The problem> Reproduce the records below in full and word for word, excluding pictures.
== Supplied data ==
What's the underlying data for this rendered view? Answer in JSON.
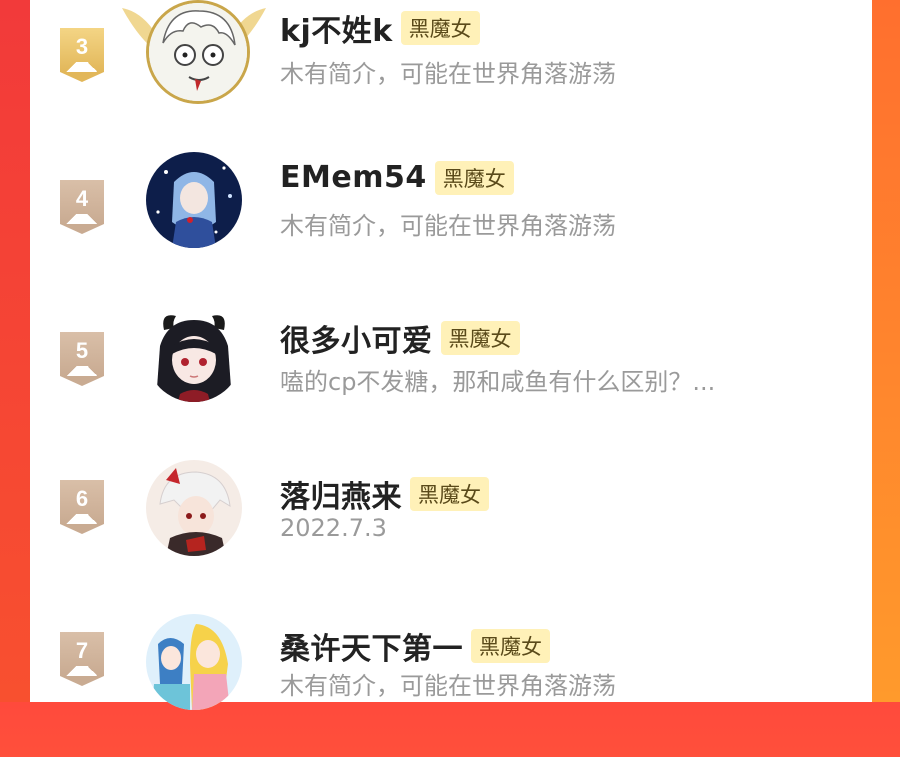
{
  "colors": {
    "accent_left": "#f23a3a",
    "accent_right": "#ff9a2c",
    "badge_bg": "#fff1b8",
    "rank_gold": "#e2b75a",
    "rank_plain": "#c9ab92",
    "desc_text": "#9a9a9a"
  },
  "ranking": [
    {
      "rank": "3",
      "name": "kj不姓k",
      "badge": "黑魔女",
      "desc": "木有简介，可能在世界角落游荡",
      "rank_style": "gold",
      "avatar": "cartoon-boy-avatar"
    },
    {
      "rank": "4",
      "name": "EMem54",
      "badge": "黑魔女",
      "desc": "木有简介，可能在世界角落游荡",
      "rank_style": "plain",
      "avatar": "night-sky-girl-avatar"
    },
    {
      "rank": "5",
      "name": "很多小可爱",
      "badge": "黑魔女",
      "desc": "嗑的cp不发糖，那和咸鱼有什么区别？...",
      "rank_style": "plain",
      "avatar": "horned-girl-avatar"
    },
    {
      "rank": "6",
      "name": "落归燕来",
      "badge": "黑魔女",
      "desc": "2022.7.3",
      "rank_style": "plain",
      "avatar": "white-hair-boy-avatar"
    },
    {
      "rank": "7",
      "name": "桑许天下第一",
      "badge": "黑魔女",
      "desc": "木有简介，可能在世界角落游荡",
      "rank_style": "plain",
      "avatar": "anime-group-avatar"
    }
  ]
}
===
Your solution>
What's the underlying data for this rendered view? Answer in JSON.
{
  "colors": {
    "accent_left": "#f23a3a",
    "accent_right": "#ff9a2c",
    "badge_bg": "#fff1b8",
    "rank_gold": "#e2b75a",
    "rank_plain": "#c9ab92",
    "desc_text": "#9a9a9a"
  },
  "ranking": [
    {
      "rank": "3",
      "name": "kj不姓k",
      "badge": "黑魔女",
      "desc": "木有简介，可能在世界角落游荡",
      "rank_style": "gold",
      "avatar": "cartoon-boy-avatar"
    },
    {
      "rank": "4",
      "name": "EMem54",
      "badge": "黑魔女",
      "desc": "木有简介，可能在世界角落游荡",
      "rank_style": "plain",
      "avatar": "night-sky-girl-avatar"
    },
    {
      "rank": "5",
      "name": "很多小可爱",
      "badge": "黑魔女",
      "desc": "嗑的cp不发糖，那和咸鱼有什么区别？...",
      "rank_style": "plain",
      "avatar": "horned-girl-avatar"
    },
    {
      "rank": "6",
      "name": "落归燕来",
      "badge": "黑魔女",
      "desc": "2022.7.3",
      "rank_style": "plain",
      "avatar": "white-hair-boy-avatar"
    },
    {
      "rank": "7",
      "name": "桑许天下第一",
      "badge": "黑魔女",
      "desc": "木有简介，可能在世界角落游荡",
      "rank_style": "plain",
      "avatar": "anime-group-avatar"
    }
  ]
}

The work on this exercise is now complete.